Say you take on a $1,000 check from a product manager at Coinbase - almost immediately, you will have access to a cadre of VCs, different angel investors, and other talented folks within the Coinbase network.
Part of an investor’s job is determining how believable your pitch is. In all likelihood, the VCs you pitch won’t be deep experts in your space and will be looking for ways to underwrite your credibility. Putting an Angel onto your cap table who represents an industry or represents expertise, can be a beacon of credibility for you as an operator and the vision of your company. The fact that an executive who has led companies in the same industry as yours would put money behind you is a strong signal to the market that you are a worthwhile bet.
Mentioning one small angel in an intro email or during a live pitch can make a perception difference that affects investment decisions.
In fundraising, the flow of information has a shockingly large impact on the process. It’s hard for VCs to take the implicitly biased words of a founder at face value. On the other side, founders benefit from updates on process but can unwittingly send negative signals when asking for updates.

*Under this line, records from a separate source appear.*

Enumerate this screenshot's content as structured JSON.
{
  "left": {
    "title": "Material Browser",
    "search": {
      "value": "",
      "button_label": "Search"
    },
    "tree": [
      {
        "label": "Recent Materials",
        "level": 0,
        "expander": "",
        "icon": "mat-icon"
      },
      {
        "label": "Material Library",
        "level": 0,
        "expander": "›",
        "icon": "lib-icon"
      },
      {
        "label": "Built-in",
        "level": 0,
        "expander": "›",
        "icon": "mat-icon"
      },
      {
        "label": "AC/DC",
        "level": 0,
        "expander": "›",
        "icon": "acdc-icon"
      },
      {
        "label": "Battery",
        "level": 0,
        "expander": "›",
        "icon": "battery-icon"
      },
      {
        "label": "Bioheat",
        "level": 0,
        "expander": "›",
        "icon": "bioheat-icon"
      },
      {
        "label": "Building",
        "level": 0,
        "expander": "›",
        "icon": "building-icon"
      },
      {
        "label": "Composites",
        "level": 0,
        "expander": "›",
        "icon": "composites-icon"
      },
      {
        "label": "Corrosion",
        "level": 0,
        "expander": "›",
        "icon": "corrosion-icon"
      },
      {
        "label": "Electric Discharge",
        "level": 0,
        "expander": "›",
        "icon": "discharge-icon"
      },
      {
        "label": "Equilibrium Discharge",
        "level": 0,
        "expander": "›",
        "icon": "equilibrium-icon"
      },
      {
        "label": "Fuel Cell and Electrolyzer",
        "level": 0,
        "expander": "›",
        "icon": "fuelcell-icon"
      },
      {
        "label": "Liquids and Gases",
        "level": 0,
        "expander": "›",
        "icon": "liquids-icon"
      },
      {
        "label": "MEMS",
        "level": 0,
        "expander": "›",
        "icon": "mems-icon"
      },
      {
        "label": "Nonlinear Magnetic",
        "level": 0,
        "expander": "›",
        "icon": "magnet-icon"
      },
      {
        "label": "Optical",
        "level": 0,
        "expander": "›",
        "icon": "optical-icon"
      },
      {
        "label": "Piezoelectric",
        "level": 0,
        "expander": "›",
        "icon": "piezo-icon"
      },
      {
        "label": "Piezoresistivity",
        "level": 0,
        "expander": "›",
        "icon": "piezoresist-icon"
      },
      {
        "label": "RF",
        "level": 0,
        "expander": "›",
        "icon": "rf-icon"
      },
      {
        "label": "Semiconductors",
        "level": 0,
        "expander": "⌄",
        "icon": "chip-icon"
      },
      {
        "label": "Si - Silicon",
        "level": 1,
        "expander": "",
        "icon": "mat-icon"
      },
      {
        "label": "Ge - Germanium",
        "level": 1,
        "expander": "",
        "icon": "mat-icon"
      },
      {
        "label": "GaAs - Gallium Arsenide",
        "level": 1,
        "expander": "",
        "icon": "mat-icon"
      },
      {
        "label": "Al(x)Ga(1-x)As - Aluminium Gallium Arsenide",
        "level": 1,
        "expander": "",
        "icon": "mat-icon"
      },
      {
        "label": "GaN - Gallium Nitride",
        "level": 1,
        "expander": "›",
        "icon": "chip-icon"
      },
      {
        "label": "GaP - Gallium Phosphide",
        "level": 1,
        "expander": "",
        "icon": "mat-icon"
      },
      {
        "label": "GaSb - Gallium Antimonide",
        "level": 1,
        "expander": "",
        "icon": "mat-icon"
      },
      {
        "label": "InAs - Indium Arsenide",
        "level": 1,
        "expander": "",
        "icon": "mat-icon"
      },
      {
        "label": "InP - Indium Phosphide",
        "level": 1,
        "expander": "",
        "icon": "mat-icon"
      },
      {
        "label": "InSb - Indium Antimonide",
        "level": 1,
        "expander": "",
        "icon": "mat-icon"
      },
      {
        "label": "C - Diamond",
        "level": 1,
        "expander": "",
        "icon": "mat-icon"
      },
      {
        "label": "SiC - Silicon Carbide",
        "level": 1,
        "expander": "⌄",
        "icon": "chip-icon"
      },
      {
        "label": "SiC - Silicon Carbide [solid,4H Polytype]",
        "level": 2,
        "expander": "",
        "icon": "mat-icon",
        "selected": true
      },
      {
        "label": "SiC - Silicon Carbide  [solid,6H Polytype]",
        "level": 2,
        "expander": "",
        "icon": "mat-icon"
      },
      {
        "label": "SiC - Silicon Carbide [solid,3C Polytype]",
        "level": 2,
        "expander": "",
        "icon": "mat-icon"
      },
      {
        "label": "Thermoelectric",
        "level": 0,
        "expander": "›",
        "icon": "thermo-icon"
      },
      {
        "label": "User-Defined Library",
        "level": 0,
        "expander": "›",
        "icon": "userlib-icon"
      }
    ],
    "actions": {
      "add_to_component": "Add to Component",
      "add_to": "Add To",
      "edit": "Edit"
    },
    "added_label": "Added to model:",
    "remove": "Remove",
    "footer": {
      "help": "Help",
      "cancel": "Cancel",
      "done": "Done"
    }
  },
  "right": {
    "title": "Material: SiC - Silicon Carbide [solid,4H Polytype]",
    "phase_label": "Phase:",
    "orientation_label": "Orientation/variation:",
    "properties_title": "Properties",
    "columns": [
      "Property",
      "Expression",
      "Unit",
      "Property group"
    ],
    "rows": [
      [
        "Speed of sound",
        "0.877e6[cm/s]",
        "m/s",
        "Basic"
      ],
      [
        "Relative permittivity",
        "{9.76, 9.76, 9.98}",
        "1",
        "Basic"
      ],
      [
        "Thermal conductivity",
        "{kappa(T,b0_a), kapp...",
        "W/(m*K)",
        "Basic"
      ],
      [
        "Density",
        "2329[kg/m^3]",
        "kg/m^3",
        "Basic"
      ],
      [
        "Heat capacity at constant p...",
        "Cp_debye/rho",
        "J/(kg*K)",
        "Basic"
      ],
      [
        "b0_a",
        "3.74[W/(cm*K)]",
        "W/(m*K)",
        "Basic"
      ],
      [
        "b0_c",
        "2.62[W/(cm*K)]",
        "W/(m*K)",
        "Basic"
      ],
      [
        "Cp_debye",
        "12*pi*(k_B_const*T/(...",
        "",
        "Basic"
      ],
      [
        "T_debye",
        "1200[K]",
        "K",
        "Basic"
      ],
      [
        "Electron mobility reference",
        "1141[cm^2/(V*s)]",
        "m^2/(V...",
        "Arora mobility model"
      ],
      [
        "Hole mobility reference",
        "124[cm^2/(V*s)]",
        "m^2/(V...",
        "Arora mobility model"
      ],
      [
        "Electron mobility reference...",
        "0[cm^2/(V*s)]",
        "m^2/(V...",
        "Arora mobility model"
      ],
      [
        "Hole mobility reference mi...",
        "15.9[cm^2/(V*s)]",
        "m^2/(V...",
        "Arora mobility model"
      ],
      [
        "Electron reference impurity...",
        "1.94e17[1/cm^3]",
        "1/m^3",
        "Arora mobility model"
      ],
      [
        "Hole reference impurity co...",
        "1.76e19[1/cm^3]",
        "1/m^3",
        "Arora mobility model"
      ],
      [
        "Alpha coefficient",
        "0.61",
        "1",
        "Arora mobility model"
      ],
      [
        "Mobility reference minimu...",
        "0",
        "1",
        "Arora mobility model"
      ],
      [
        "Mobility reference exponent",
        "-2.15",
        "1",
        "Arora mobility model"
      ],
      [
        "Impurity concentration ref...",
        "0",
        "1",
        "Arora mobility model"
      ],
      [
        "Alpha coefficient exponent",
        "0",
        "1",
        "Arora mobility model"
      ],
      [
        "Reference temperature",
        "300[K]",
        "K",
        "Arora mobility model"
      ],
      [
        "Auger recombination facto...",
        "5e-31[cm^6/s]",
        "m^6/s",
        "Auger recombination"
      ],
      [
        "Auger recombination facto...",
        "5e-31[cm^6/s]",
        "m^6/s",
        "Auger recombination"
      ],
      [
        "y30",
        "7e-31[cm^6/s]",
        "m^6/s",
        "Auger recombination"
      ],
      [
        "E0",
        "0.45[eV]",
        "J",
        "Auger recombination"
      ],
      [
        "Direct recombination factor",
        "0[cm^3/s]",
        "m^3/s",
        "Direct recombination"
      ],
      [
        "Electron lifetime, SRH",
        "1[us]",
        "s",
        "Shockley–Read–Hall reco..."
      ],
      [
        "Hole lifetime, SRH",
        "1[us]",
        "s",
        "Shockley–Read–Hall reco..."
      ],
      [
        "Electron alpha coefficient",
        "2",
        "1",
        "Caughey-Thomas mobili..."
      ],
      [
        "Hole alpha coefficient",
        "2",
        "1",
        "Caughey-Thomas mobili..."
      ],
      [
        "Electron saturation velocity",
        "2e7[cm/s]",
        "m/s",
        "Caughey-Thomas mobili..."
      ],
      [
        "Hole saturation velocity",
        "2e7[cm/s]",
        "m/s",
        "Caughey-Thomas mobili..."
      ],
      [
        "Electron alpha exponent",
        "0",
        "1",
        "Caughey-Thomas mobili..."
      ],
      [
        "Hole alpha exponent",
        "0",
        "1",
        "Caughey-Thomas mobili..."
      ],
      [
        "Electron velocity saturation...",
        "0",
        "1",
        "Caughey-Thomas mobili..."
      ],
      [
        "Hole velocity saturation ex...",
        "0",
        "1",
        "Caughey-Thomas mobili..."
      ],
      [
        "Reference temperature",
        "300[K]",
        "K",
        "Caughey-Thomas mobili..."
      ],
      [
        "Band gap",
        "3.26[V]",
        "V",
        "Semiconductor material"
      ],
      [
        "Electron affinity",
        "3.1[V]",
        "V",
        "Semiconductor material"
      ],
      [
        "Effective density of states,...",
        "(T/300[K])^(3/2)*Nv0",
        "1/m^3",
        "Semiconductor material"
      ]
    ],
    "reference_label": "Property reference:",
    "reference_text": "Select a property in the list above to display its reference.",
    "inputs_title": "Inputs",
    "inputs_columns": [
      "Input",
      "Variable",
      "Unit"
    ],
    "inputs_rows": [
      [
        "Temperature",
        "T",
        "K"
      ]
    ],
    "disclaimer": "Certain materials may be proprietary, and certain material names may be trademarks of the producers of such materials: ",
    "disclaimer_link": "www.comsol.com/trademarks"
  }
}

This is why backchanneling exists. Backchanneling is when you send or acquire information through a third party. It is a valuable way to communicate without the implicit bias that a direct outreach delivers. The more angels you have on your cap table, the more backchannel options you have to influence investment through the flow of information.
So much of winning in startups is short- circuiting the learning process and making better decisions. Putting expert angels on your cap table gives you access to some of the most valuable informational assets in the world. When you have a direct line to people who have done what you want to do, made mistakes that you could fall into, and learned playbooks that deliver success, you have installed a built-in cheat code to success. Those expert insights are worth their weight in gold and are much more valuable than the dollars invested.
Startup gurus often talk about a failure to launch being the most common kiss of death for first- time founders. The reason is that launching gives you access to feedback and feedback is what drives product-market fit.
One way to build in great pre-launch feedback (NOT a substitute for actual market feedback btw) is by taking on angel investors. Angels can be great beta testers to begin the flow of feedback as you iterate on product. More angels mean easier access to feedback and a larger pool of testers to help you avoid relying on the incorrect assumptions you have in your head. It’s super valuable.
“If you build it, they will come.” - Field of Dreams (1989)
“No. Just no.” - Jason Yeh (2022)
The sooner founders open their eyes to how false a sentiment like that is the better. Startups are in an attention game from the moment they step into the world. From investors, to customers, to employees, startups need to be able to drive attention.
In this world of ubiquitous social media, every person has become a mini media outlet. Angels with their own networks and influence are incredible PR machines or at least PR amplifiers. Start sharing your message with the world and bring on angels to help you enhance that message.
In startups, it takes a village. You might as well fill that village with fantastic angels who. can drive tons of value for your company. The best angels are more than just sources of additional capital— they help with access to previously out-of-reach networks, provide industry insights and market knowledge, amplify your company’s outreach, and so much more. The bottom line: angel investors can be an invaluable part of your fundraising efforts and executing a strategy to bring them onto your cap table is likely to be one of your best moves yet.